- Can GSW limit turnovers? Chicago was far above league-average in terms of forcing opponents turnovers, and they took care of the ball themselves at an elite mark. If Golden State is nonchalant, then the Bulls will likely punish them.
Rules with regards to physicality:
- Often times, when people refer to mid-90s physicality, they are insinuating that defenders were allowed to be so much more aggressive. Feast your eyes at the antics the Supersonics unleashed in order to inhibit Michael Jordan’s freedom whether he was on or off the ball. Maybe there were times in which the referees allowed them to get away with too much. In other words, even if the Warriors have to take time to adjust to the abrasiveness, they would likely get enough calls & foul shots to offset the mental hurdles that occasional hyper-physicality might incite.
Would Curry be completely naive to the concept of fighting for position? Probably not.
Was curry fouled on any of this? pic.twitter.com/HalRzAfFYH
— Stew (@Shake_N_Jake35) May 25, 2016
- Handchecking was eliminated in 1994-95. After 1997, a defender was no longer permitted to use his forearm to impede the dribbler (above the elbow/free-throw-line/high-post area). The NBA seems to have slowly progressed toward prioritizing an offensive player’s freedom of movement. However, some would argue that defenders didn’t truly adhere this rule until the mid-2000s. Because of this, many are concerned that if the series was played during Michael Jordan’s era, modern superstar players would be greatly compromised.
- The NBA had a briefly shortened 3-point line, until 1997-98. Could this have increased offensive efficiency league-wide? It’s hard to believe that the ’16 Warriors would struggle shooting from much closer. Conversely, we cannot “know” how the Bulls would perform under the circumstances in a game with modern regulations, but… yikes:
- Illegal Defense Guidelines & Absence of 3-Second Violation must be considered. Defenders were allowed to commandeer the paint rather than having to time their rotation correctly. Nevertheless, shrinking the floor may not have been a very viable option for the Bulls against the ’16 Warriors.

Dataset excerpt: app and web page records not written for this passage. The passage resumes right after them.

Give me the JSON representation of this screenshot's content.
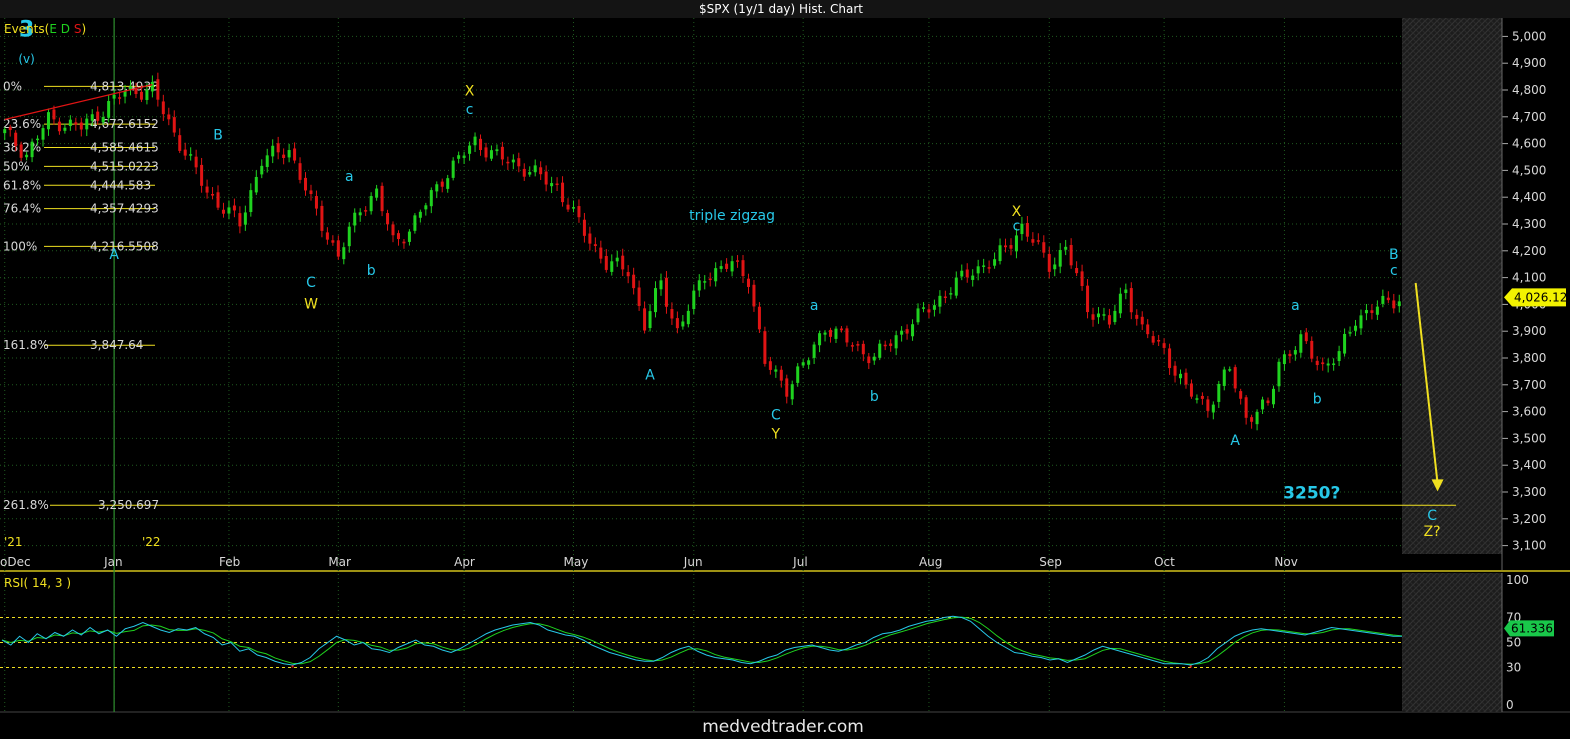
{
  "window": {
    "title": "$SPX (1y/1 day) Hist. Chart"
  },
  "header": {
    "events_label": "Events(",
    "events_e": "E",
    "events_d": "D",
    "events_s": "S",
    "events_close": ")"
  },
  "colors": {
    "background": "#000000",
    "grid": "#1f5a1f",
    "up": "#1fd21f",
    "down": "#e01414",
    "cyan": "#27c8e8",
    "yellow": "#f0e020",
    "text": "#d8d8d8",
    "price_tag": "#f2f200",
    "rsi_tag": "#19c84a"
  },
  "chart_data": [
    {
      "type": "candlestick",
      "title": "$SPX (1y/1 day) Hist. Chart",
      "ylim": [
        3050,
        5050
      ],
      "y_ticks": [
        "5,000",
        "4,900",
        "4,800",
        "4,700",
        "4,600",
        "4,500",
        "4,400",
        "4,300",
        "4,200",
        "4,100",
        "4,000",
        "3,900",
        "3,800",
        "3,700",
        "3,600",
        "3,500",
        "3,400",
        "3,300",
        "3,200",
        "3,100"
      ],
      "x_start_label": "o",
      "year_labels": [
        "'21",
        "'22"
      ],
      "months": [
        "Dec",
        "Jan",
        "Feb",
        "Mar",
        "Apr",
        "May",
        "Jun",
        "Jul",
        "Aug",
        "Sep",
        "Oct",
        "Nov"
      ],
      "last_price": "4,026.12",
      "fib_levels": [
        {
          "pct": "0%",
          "value": "4,813.4938",
          "price": 4813.49
        },
        {
          "pct": "23.6%",
          "value": "4,672.6152",
          "price": 4672.62
        },
        {
          "pct": "38.2%",
          "value": "4,585.4615",
          "price": 4585.46
        },
        {
          "pct": "50%",
          "value": "4,515.0223",
          "price": 4515.02
        },
        {
          "pct": "61.8%",
          "value": "4,444.583",
          "price": 4444.58
        },
        {
          "pct": "76.4%",
          "value": "4,357.4293",
          "price": 4357.43
        },
        {
          "pct": "100%",
          "value": "4,216.5508",
          "price": 4216.55
        },
        {
          "pct": "161.8%",
          "value": "3,847.64",
          "price": 3847.64
        },
        {
          "pct": "261.8%",
          "value": "3,250.697",
          "price": 3250.7
        }
      ],
      "annotations": [
        {
          "text": "3",
          "color": "cyan",
          "day": 4,
          "price": 5000,
          "size": 22
        },
        {
          "text": "(v)",
          "color": "cyan",
          "day": 4,
          "price": 4900,
          "size": 12
        },
        {
          "text": "A",
          "color": "cyan",
          "day": 20,
          "price": 4170,
          "size": 14
        },
        {
          "text": "B",
          "color": "cyan",
          "day": 39,
          "price": 4615,
          "size": 14
        },
        {
          "text": "C",
          "color": "cyan",
          "day": 56,
          "price": 4065,
          "size": 14
        },
        {
          "text": "W",
          "color": "yellow",
          "day": 56,
          "price": 3985,
          "size": 14
        },
        {
          "text": "a",
          "color": "cyan",
          "day": 63,
          "price": 4460,
          "size": 14
        },
        {
          "text": "b",
          "color": "cyan",
          "day": 67,
          "price": 4110,
          "size": 14
        },
        {
          "text": "X",
          "color": "yellow",
          "day": 85,
          "price": 4780,
          "size": 14
        },
        {
          "text": "c",
          "color": "cyan",
          "day": 85,
          "price": 4710,
          "size": 14
        },
        {
          "text": "triple zigzag",
          "color": "cyan",
          "day": 133,
          "price": 4315,
          "size": 14
        },
        {
          "text": "A",
          "color": "cyan",
          "day": 118,
          "price": 3720,
          "size": 14
        },
        {
          "text": "a",
          "color": "cyan",
          "day": 148,
          "price": 3980,
          "size": 14
        },
        {
          "text": "C",
          "color": "cyan",
          "day": 141,
          "price": 3570,
          "size": 14
        },
        {
          "text": "Y",
          "color": "yellow",
          "day": 141,
          "price": 3500,
          "size": 14
        },
        {
          "text": "b",
          "color": "cyan",
          "day": 159,
          "price": 3640,
          "size": 14
        },
        {
          "text": "X",
          "color": "yellow",
          "day": 185,
          "price": 4330,
          "size": 14
        },
        {
          "text": "c",
          "color": "cyan",
          "day": 185,
          "price": 4275,
          "size": 14
        },
        {
          "text": "A",
          "color": "cyan",
          "day": 225,
          "price": 3475,
          "size": 14
        },
        {
          "text": "a",
          "color": "cyan",
          "day": 236,
          "price": 3980,
          "size": 14
        },
        {
          "text": "b",
          "color": "cyan",
          "day": 240,
          "price": 3630,
          "size": 14
        },
        {
          "text": "B",
          "color": "cyan",
          "day": 254,
          "price": 4170,
          "size": 14
        },
        {
          "text": "c",
          "color": "cyan",
          "day": 254,
          "price": 4110,
          "size": 14
        },
        {
          "text": "3250?",
          "color": "cyan",
          "day": 239,
          "price": 3275,
          "size": 17
        },
        {
          "text": "C",
          "color": "cyan",
          "day": 261,
          "price": 3195,
          "size": 14
        },
        {
          "text": "Z?",
          "color": "yellow",
          "day": 261,
          "price": 3135,
          "size": 14
        }
      ],
      "arrow": {
        "from_day": 258,
        "from_price": 4080,
        "to_day": 262,
        "to_price": 3310,
        "color": "yellow"
      },
      "anchors": [
        {
          "day": 0,
          "price": 4640
        },
        {
          "day": 4,
          "price": 4560
        },
        {
          "day": 8,
          "price": 4690
        },
        {
          "day": 14,
          "price": 4660
        },
        {
          "day": 22,
          "price": 4795
        },
        {
          "day": 27,
          "price": 4800
        },
        {
          "day": 31,
          "price": 4640
        },
        {
          "day": 37,
          "price": 4420
        },
        {
          "day": 43,
          "price": 4300
        },
        {
          "day": 47,
          "price": 4540
        },
        {
          "day": 52,
          "price": 4580
        },
        {
          "day": 56,
          "price": 4380
        },
        {
          "day": 61,
          "price": 4180
        },
        {
          "day": 65,
          "price": 4360
        },
        {
          "day": 68,
          "price": 4420
        },
        {
          "day": 71,
          "price": 4230
        },
        {
          "day": 74,
          "price": 4280
        },
        {
          "day": 80,
          "price": 4470
        },
        {
          "day": 86,
          "price": 4610
        },
        {
          "day": 90,
          "price": 4550
        },
        {
          "day": 94,
          "price": 4520
        },
        {
          "day": 101,
          "price": 4440
        },
        {
          "day": 105,
          "price": 4300
        },
        {
          "day": 110,
          "price": 4150
        },
        {
          "day": 114,
          "price": 4130
        },
        {
          "day": 117,
          "price": 3920
        },
        {
          "day": 120,
          "price": 4080
        },
        {
          "day": 123,
          "price": 3900
        },
        {
          "day": 128,
          "price": 4110
        },
        {
          "day": 133,
          "price": 4150
        },
        {
          "day": 136,
          "price": 4100
        },
        {
          "day": 139,
          "price": 3780
        },
        {
          "day": 143,
          "price": 3690
        },
        {
          "day": 147,
          "price": 3800
        },
        {
          "day": 150,
          "price": 3920
        },
        {
          "day": 155,
          "price": 3850
        },
        {
          "day": 159,
          "price": 3800
        },
        {
          "day": 164,
          "price": 3900
        },
        {
          "day": 168,
          "price": 3970
        },
        {
          "day": 173,
          "price": 4060
        },
        {
          "day": 177,
          "price": 4130
        },
        {
          "day": 181,
          "price": 4160
        },
        {
          "day": 186,
          "price": 4290
        },
        {
          "day": 191,
          "price": 4150
        },
        {
          "day": 194,
          "price": 4210
        },
        {
          "day": 198,
          "price": 3990
        },
        {
          "day": 202,
          "price": 3930
        },
        {
          "day": 205,
          "price": 4060
        },
        {
          "day": 208,
          "price": 3900
        },
        {
          "day": 212,
          "price": 3830
        },
        {
          "day": 216,
          "price": 3680
        },
        {
          "day": 220,
          "price": 3620
        },
        {
          "day": 224,
          "price": 3760
        },
        {
          "day": 227,
          "price": 3580
        },
        {
          "day": 231,
          "price": 3620
        },
        {
          "day": 233,
          "price": 3790
        },
        {
          "day": 237,
          "price": 3860
        },
        {
          "day": 241,
          "price": 3770
        },
        {
          "day": 244,
          "price": 3810
        },
        {
          "day": 247,
          "price": 3950
        },
        {
          "day": 252,
          "price": 4000
        },
        {
          "day": 255,
          "price": 4026
        }
      ],
      "red_trendline": {
        "from_day": 0,
        "from_price": 4690,
        "to_day": 27,
        "to_price": 4820
      }
    },
    {
      "type": "line",
      "title": "RSI( 14, 3 )",
      "ylim": [
        0,
        100
      ],
      "y_ticks": [
        "100",
        "70",
        "50",
        "30",
        "0"
      ],
      "reference_lines": [
        70,
        50,
        30
      ],
      "last_value": "61.336",
      "series": [
        {
          "name": "RSI",
          "color": "cyan"
        },
        {
          "name": "signal",
          "color": "green"
        }
      ],
      "values": [
        52,
        48,
        55,
        50,
        57,
        53,
        58,
        55,
        60,
        56,
        62,
        57,
        60,
        55,
        61,
        63,
        66,
        63,
        60,
        58,
        61,
        60,
        62,
        57,
        54,
        48,
        50,
        43,
        45,
        40,
        38,
        35,
        33,
        32,
        34,
        38,
        45,
        50,
        55,
        52,
        48,
        50,
        45,
        44,
        42,
        46,
        49,
        52,
        48,
        47,
        44,
        42,
        45,
        49,
        53,
        57,
        60,
        62,
        64,
        65,
        66,
        64,
        60,
        58,
        56,
        55,
        52,
        48,
        45,
        42,
        40,
        38,
        36,
        35,
        35,
        38,
        42,
        45,
        47,
        43,
        40,
        38,
        37,
        36,
        34,
        33,
        35,
        38,
        40,
        44,
        46,
        47,
        48,
        46,
        44,
        43,
        45,
        48,
        50,
        54,
        57,
        58,
        60,
        63,
        65,
        67,
        68,
        70,
        71,
        70,
        67,
        61,
        55,
        50,
        46,
        42,
        41,
        39,
        38,
        36,
        37,
        34,
        37,
        40,
        44,
        47,
        45,
        43,
        41,
        39,
        37,
        35,
        33,
        33,
        33,
        32,
        34,
        38,
        45,
        50,
        55,
        58,
        60,
        61,
        60,
        59,
        58,
        57,
        56,
        58,
        60,
        62,
        61,
        60,
        59,
        58,
        57,
        56,
        55,
        55
      ]
    }
  ],
  "footer": {
    "watermark": "medvedtrader.com"
  }
}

Considering all of these factors, I’m inclined to agree with our multinomial model that the ’16 Warriors should win in 7 games. And if the three point line is stretched to a distance that Pippen and Jordan are a little uncomfortable with, then maybe fewer than 7. Of course, there are other variables to consider that might sway me one way or the other.
Extra: For fun, I also wanted to try to determine what the scores would look like.
As we know, the battle for pace (‘16 Golden State, 99.3; ‘96 Chicago, 91.1) would be important to the scoring outlook of each game. Using our last web application, I sought for the likelihood that we’d see games with 220 total points or more.
If Chicago stays true to its pace, then it’s unlikely that we’ll see 7 games of high-scoring tallies. The hypothetical NBA Finals matchup could be a grind.